Return a copy of every line in the data below that contains "title".

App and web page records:
──────────────────────────────
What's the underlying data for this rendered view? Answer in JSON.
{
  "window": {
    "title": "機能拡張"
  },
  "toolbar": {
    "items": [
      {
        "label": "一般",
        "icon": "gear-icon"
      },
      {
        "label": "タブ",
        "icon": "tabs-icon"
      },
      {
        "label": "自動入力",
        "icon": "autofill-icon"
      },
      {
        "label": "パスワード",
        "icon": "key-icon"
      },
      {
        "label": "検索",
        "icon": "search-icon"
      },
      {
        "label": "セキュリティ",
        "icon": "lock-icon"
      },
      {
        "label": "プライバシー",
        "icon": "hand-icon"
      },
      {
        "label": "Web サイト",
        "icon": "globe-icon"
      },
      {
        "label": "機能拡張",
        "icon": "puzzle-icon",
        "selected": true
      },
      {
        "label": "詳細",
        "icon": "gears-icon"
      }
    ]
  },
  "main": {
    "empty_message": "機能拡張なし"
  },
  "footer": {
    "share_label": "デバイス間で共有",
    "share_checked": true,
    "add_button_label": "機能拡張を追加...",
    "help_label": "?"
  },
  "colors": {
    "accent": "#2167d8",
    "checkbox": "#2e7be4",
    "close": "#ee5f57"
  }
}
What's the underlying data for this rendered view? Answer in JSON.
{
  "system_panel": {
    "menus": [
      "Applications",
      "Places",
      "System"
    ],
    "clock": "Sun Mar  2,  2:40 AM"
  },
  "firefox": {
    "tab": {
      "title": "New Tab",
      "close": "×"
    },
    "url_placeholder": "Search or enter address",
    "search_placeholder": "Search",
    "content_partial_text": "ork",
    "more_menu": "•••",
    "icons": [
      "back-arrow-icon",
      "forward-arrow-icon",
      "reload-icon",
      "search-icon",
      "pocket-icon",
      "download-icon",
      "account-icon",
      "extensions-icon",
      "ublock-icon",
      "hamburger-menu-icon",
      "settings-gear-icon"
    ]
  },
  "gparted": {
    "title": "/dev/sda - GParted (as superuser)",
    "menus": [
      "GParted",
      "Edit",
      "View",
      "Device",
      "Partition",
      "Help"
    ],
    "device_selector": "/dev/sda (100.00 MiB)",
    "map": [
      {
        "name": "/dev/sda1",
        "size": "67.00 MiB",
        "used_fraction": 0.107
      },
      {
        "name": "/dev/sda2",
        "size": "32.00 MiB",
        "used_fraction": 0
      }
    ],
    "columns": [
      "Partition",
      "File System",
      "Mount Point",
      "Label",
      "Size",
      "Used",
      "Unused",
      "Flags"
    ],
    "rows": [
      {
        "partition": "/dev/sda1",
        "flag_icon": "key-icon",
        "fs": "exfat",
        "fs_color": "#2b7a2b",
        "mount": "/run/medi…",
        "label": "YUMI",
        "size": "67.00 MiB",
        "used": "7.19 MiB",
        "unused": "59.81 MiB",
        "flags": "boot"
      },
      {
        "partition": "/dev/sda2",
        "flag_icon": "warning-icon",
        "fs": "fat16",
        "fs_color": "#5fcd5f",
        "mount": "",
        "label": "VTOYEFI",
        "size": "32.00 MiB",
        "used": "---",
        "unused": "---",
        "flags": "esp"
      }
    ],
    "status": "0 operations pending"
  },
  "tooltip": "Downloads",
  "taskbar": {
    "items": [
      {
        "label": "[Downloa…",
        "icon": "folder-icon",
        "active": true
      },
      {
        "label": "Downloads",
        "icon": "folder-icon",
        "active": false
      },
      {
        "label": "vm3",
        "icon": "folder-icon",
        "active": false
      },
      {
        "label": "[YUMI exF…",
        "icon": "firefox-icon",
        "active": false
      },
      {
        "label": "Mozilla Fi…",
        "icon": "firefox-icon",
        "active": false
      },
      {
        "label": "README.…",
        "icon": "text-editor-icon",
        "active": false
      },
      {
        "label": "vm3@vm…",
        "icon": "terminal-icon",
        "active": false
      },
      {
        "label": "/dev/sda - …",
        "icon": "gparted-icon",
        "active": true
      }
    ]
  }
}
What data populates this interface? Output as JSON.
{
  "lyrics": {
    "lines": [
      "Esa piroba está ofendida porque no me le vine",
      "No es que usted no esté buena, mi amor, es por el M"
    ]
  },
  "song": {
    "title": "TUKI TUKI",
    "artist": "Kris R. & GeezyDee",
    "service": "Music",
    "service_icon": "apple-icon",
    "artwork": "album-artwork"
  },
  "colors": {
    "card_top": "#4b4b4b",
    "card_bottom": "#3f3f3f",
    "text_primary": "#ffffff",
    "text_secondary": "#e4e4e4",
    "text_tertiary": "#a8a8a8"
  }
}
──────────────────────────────
* **RESULT FOR THIS EXERCISE**:
    "title": "機能拡張"
      "title": "New Tab",
    "title": "/dev/sda - GParted (as superuser)",
    "title": "TUKI TUKI",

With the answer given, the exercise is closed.